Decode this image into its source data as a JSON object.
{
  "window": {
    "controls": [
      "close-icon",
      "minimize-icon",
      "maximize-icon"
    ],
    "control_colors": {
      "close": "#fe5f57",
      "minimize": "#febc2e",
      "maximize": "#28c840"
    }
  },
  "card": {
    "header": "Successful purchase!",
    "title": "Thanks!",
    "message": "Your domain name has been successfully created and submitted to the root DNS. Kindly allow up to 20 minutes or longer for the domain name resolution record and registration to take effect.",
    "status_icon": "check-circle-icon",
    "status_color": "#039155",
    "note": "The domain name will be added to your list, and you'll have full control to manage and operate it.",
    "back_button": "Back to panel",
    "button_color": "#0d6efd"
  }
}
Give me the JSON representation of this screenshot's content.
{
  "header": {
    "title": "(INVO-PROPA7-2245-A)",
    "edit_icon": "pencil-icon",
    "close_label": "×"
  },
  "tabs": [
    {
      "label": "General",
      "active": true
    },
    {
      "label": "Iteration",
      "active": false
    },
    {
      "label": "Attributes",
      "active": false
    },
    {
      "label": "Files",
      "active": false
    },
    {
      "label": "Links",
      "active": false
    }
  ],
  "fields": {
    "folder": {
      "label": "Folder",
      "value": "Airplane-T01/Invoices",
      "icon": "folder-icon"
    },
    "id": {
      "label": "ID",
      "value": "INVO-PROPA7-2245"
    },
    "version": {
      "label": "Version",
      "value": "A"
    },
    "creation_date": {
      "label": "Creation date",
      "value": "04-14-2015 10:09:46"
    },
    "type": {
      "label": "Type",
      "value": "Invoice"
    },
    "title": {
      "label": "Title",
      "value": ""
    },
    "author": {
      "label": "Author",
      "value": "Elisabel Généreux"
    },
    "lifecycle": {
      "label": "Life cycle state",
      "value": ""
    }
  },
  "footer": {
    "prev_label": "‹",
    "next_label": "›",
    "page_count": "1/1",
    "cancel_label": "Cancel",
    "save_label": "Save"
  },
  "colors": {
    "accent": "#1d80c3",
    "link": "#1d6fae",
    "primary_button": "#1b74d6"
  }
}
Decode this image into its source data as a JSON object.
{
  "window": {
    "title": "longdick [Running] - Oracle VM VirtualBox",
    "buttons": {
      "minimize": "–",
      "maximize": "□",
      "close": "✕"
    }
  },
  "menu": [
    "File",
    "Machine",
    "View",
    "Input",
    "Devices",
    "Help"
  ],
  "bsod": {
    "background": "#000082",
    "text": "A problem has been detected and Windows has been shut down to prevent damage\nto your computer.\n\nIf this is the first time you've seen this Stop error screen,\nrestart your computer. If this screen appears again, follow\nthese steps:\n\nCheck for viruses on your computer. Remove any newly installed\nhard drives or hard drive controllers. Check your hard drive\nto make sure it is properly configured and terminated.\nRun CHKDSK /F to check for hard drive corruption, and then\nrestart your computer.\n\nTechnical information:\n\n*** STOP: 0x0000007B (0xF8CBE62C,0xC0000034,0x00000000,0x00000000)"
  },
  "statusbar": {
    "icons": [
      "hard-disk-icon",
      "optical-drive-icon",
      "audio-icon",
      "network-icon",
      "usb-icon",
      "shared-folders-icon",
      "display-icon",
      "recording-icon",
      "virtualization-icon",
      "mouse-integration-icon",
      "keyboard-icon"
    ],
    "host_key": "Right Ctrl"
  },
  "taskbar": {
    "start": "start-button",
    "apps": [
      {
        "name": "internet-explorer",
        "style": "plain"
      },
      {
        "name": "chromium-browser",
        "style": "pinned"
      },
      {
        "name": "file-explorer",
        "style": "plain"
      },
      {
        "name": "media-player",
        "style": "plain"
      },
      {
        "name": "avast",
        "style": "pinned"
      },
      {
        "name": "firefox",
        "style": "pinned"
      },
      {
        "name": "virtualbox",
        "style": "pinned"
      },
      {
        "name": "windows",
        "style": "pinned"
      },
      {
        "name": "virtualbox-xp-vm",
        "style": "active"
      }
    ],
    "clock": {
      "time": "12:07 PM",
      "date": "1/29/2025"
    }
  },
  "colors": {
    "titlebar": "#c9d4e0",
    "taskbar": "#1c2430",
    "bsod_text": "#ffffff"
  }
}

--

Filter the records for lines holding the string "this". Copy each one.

Decode this image into its source data as a JSON object.
Give me the JSON representation of this screenshot's content.
Decode this image into its source data as a JSON object.
    "text": "A problem has been detected and Windows has been shut down to prevent damage\nto your computer.\n\nIf this is the first time you've seen this Stop error screen,\nrestart your computer. If this screen appears again, follow\nthese steps:\n\nCheck for viruses on your computer. Remove any newly installed\nhard drives or hard drive controllers. Check your hard drive\nto make sure it is properly configured and terminated.\nRun CHKDSK /F to check for hard drive corruption, and then\nrestart your computer.\n\nTechnical information:\n\n*** STOP: 0x0000007B (0xF8CBE62C,0xC0000034,0x00000000,0x00000000)"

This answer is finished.